The participants said faculty and staff can also help, for example, by encouraging short-term projects that can serve as morale boosters, encouraging student collaboration and giving students positive feedback.

The students reported feeling relieved to hear that other students suffer from imposter syndrome and other health and wellness issues related to grad school, said Grainger, De Serrano and Germain. Students were also happy that counselors from SGS, Health and Wellness, and the Crisis Resolution Centre attended to provide specific advice on when students could use their services; meeting these counselors in person was a great way for students to put a face to the resources that are available.

Workshop participants recommended further workshops dealing with specific topics, such as depression/anxiety and maintaining positive student-supervisor relationships. They also recommended workshops for faculty on identifying and helping students in distress and strategies for student-supervisor relationships.

The organizers said they briefed EEB faculty on the results of the workshop. They seemed surprised to hear that mental health was an issue in our department and wanted to know how they could help.

U of T offers a number of mental health services for graduate students at the departmental and faculty levels as well as through the School of Graduate Studies (SGS). For example, the SGS has a counsellor who specializes in graduate study issues, including depression, anxiety and stress management. It also offers workshops on coping skills, grief, mindfulness and other topics.
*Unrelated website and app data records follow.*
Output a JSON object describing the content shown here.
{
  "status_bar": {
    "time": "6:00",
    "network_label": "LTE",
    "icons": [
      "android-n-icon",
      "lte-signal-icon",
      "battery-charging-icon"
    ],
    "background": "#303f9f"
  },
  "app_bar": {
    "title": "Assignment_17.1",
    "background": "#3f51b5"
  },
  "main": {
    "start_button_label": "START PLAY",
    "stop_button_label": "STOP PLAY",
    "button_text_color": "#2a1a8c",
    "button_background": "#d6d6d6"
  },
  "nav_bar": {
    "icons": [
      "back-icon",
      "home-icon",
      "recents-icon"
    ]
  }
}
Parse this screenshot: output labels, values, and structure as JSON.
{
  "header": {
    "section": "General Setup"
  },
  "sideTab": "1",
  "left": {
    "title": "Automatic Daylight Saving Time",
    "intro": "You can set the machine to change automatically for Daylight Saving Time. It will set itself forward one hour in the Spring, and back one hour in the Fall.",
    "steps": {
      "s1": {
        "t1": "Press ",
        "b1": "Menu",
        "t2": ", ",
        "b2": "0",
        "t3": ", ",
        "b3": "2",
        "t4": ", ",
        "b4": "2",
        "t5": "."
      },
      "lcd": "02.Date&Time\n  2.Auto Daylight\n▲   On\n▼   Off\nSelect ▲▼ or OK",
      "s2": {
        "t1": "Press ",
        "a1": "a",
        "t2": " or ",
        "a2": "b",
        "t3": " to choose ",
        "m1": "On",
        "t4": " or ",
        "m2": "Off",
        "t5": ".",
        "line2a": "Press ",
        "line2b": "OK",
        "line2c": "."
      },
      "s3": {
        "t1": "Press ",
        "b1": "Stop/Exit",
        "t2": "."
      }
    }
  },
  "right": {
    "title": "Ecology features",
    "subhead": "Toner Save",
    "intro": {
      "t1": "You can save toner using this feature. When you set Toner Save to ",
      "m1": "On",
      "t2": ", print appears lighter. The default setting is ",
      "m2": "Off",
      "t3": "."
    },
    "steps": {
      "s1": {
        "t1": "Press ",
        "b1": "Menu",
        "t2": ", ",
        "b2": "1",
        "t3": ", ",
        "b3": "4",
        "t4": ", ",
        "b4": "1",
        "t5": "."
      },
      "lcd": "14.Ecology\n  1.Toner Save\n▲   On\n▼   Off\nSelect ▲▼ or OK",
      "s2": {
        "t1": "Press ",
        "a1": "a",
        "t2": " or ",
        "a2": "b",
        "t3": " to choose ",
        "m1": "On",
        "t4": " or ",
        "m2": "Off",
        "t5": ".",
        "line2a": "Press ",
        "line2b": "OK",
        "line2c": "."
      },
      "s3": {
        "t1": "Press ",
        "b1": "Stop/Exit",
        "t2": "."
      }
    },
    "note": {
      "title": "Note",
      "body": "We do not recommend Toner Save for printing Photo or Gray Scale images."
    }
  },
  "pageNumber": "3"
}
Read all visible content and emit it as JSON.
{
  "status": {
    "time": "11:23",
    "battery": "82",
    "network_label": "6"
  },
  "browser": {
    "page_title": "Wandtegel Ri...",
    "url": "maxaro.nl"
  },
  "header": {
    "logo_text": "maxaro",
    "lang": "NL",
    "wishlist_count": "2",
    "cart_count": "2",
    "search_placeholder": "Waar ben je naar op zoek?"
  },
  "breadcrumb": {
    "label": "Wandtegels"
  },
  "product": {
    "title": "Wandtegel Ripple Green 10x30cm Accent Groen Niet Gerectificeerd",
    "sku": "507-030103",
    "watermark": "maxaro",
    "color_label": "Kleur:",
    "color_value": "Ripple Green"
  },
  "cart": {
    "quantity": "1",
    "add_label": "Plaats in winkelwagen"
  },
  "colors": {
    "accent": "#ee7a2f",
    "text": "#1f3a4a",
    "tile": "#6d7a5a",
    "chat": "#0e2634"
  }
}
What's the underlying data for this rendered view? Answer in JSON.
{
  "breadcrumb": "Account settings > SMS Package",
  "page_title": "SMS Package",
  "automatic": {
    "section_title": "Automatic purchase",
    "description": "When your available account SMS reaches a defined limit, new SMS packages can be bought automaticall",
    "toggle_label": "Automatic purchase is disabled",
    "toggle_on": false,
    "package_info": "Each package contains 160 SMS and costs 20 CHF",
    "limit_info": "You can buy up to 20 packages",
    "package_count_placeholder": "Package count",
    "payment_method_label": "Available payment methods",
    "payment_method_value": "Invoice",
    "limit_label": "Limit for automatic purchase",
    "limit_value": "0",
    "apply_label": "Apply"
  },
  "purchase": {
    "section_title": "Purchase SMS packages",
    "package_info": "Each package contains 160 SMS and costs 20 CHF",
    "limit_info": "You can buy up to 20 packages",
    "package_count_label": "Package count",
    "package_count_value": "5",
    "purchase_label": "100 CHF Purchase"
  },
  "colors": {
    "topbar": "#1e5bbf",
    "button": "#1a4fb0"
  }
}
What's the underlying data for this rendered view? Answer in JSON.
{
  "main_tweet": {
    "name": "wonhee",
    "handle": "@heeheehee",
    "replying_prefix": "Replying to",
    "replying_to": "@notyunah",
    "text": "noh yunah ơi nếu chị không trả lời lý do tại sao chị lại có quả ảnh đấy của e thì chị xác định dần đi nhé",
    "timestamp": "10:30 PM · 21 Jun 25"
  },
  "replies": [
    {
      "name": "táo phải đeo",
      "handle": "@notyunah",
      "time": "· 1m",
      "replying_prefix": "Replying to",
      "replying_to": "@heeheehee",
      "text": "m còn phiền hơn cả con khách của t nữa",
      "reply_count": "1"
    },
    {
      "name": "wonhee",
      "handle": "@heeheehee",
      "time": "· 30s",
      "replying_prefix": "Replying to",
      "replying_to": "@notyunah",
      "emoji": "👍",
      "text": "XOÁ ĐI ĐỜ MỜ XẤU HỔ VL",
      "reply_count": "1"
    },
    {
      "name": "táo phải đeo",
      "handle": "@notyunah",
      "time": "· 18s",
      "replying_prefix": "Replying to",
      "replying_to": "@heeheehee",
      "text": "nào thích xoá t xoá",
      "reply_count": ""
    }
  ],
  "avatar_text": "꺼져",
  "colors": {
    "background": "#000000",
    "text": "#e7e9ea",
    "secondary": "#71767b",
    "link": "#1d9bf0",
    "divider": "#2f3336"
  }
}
The school is also establishing a conflict resolution centre in January 2016. 

Learn more about graduate counselling services